Spirit Swap: Lofi Beats to Match-3 To
Spirit Swap is so warm and charming: queer witches and demons hang out and swap brightly colorful match-3 puzzles to some lofi beats. “Swap it out / Change Your Mood, make it happier / And if you can’t, that’s okay / Try again real soon,” goes the lyrics to one of artist Meltycanon’s featured songs, which tells the audience what they need to know about the game. This is inclusive work by developer Soft Not Weak, a small team, who we chatted with at their booth while basking in the warmth of their passion project, which shows such clarity and finesse, not reinventing the wheel of the match-3 puzzle game, but making that wheel so much more inclusive. It’s really a lovely game. At the show, a story mode and a competitive puzzle-fighter type mode were shown. The story promises charming characters with big personalities and a hang-out puzzler that also feels like a romance fantasy visual novel, in a good way. What makes a good puzzle game is as abstract as it is rigidly precise: it needs to feel right and if the vibe can just immerse you in sliding a puzzle around and the feedback is good, you’ve got all the pieces figured out. That’s how it feels for Soft Not Weak’s indie darling puzzler, combining light rhythmic play with low-stakes matching mechanics that rightfully charmed everyone on Kickstarter with its heartfelt and earnest approach to a genre that can often feel so mechanical. This will mean so much to the right person.

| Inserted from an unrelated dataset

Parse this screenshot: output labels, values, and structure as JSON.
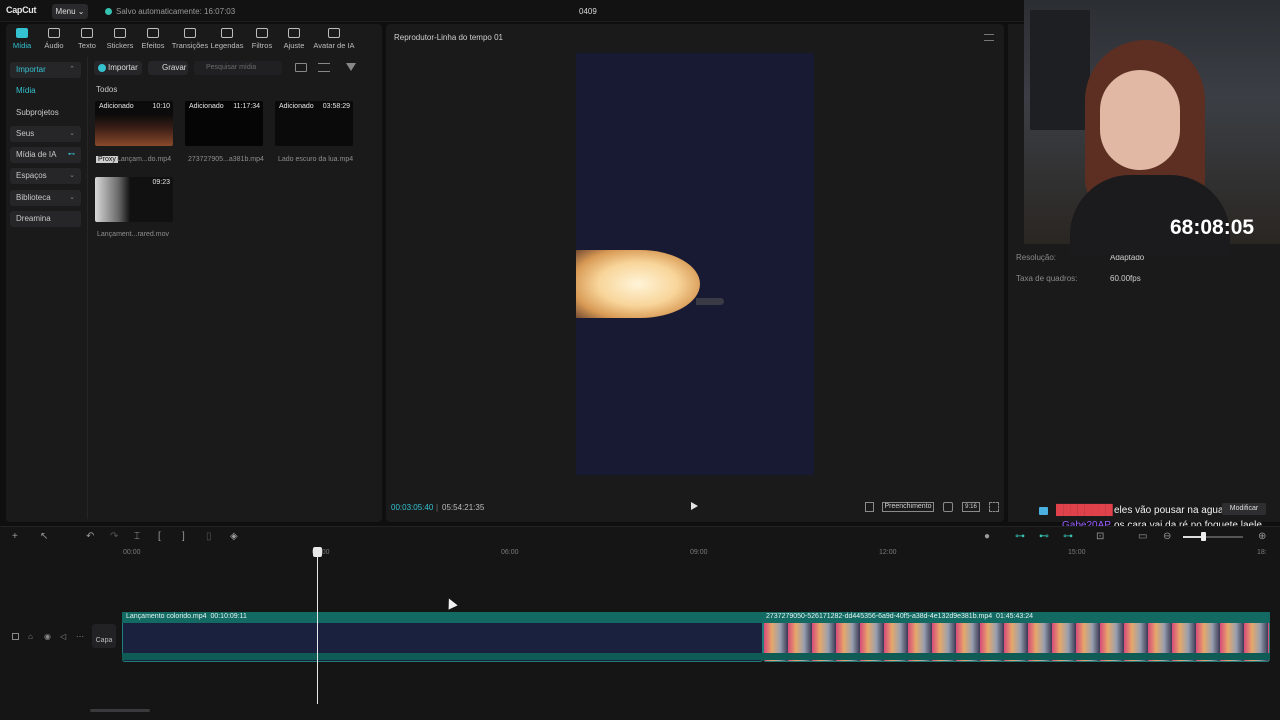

Tower Defense games have a static reputation. You’re working along Defense Grids. Or you’re channeling balloons through a series of dart-throwing moneys. Your engagement in those games is usually limited to tower placement, still limited by the sub-genres origins in base-building Real Time Strategy games. Stellar Watch asks an important question for the genre: why limit ourselves? Utilizing a super-minimal space-bound aesthetic, the player builds tower installations around their starship in order to protect it from incoming space invaders. Meanwhile, the player can rotate their craft and the orientation of their towers, while the invading geometry changes routes and pathways every time they approach, in swirling and unpredictable patterns. This adds several layers to standard Tower Defense designs and the developers have wrapped their new ideas in an instantly appealing and minimal look that also sets the game apart.